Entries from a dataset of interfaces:
========================================

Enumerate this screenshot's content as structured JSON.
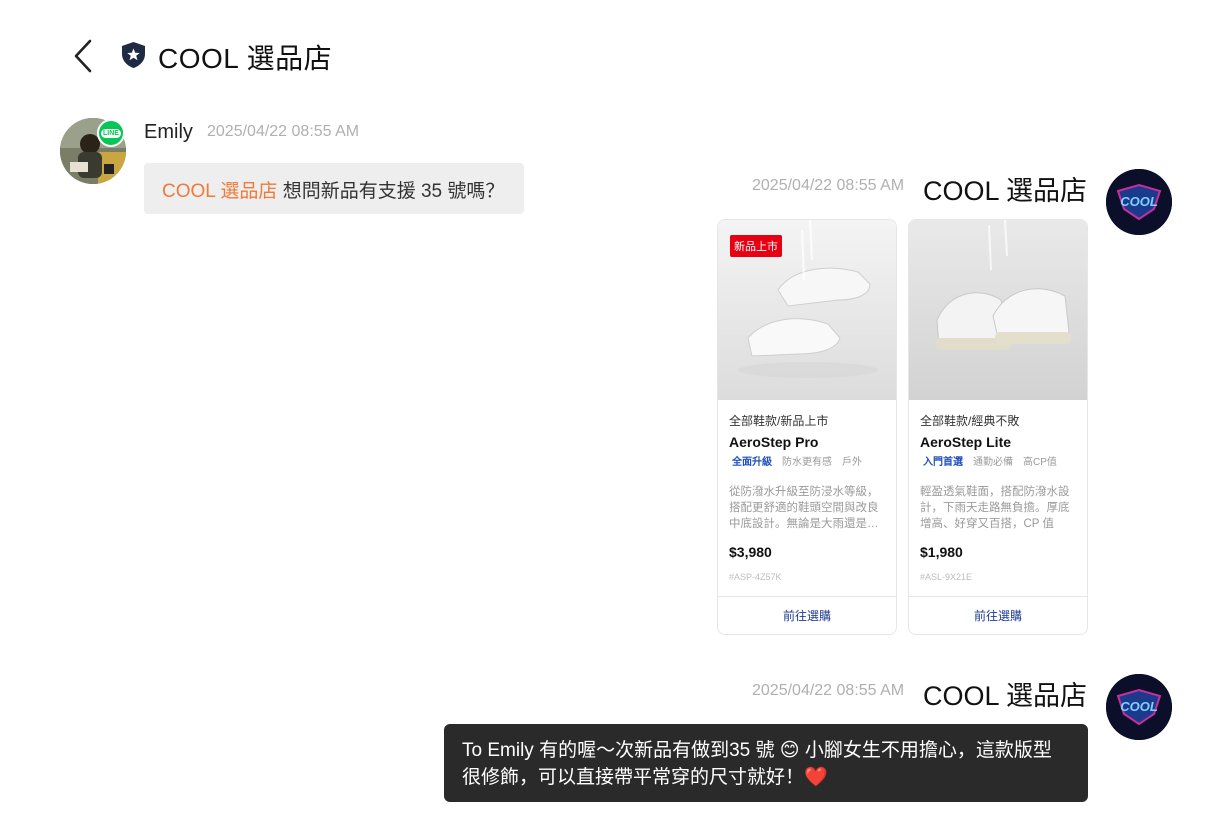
{
  "header": {
    "back_icon": "chevron-left-icon",
    "shop_icon": "shield-star-icon",
    "title": "COOL 選品店"
  },
  "messages": {
    "emily": {
      "name": "Emily",
      "timestamp": "2025/04/22 08:55 AM",
      "mention": "COOL 選品店",
      "text": " 想問新品有支援 35 號嗎？",
      "badge_icon": "line-app-icon",
      "badge_text": "LINE"
    },
    "shop_cards": {
      "timestamp": "2025/04/22 08:55 AM",
      "name": "COOL 選品店"
    },
    "shop_reply": {
      "timestamp": "2025/04/22 08:55 AM",
      "name": "COOL 選品店",
      "line1": "To Emily 有的喔～次新品有做到35 號 😊 小腳女生不用擔心，這款版型",
      "line2": "很修飾，可以直接帶平常穿的尺寸就好！",
      "heart": "❤️"
    }
  },
  "products": [
    {
      "badge": "新品上市",
      "category": "全部鞋款/新品上市",
      "name": "AeroStep Pro",
      "tags": [
        "全面升級",
        "防水更有感",
        "戶外"
      ],
      "description": "從防潑水升級至防浸水等級，搭配更舒適的鞋頭空間與改良中底設計。無論是大雨還是…",
      "price": "$3,980",
      "sku": "#ASP-4Z57K",
      "button": "前往選購"
    },
    {
      "category": "全部鞋款/經典不敗",
      "name": "AeroStep Lite",
      "tags": [
        "入門首選",
        "通勤必備",
        "高CP值"
      ],
      "description": "輕盈透氣鞋面，搭配防潑水設計，下雨天走路無負擔。厚底增高、好穿又百搭，CP 值超…",
      "price": "$1,980",
      "sku": "#ASL-9X21E",
      "button": "前往選購"
    }
  ],
  "colors": {
    "mention": "#ef7a3b",
    "line_green": "#06c755",
    "new_tag_red": "#e60012",
    "tag_blue": "#1f4fbf",
    "dark_bubble": "#2a2a2a"
  }
}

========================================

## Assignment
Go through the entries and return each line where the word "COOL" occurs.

## Task response
    "title": "COOL 選品店"
      "mention": "COOL 選品店",
      "name": "COOL 選品店"
      "name": "COOL 選品店",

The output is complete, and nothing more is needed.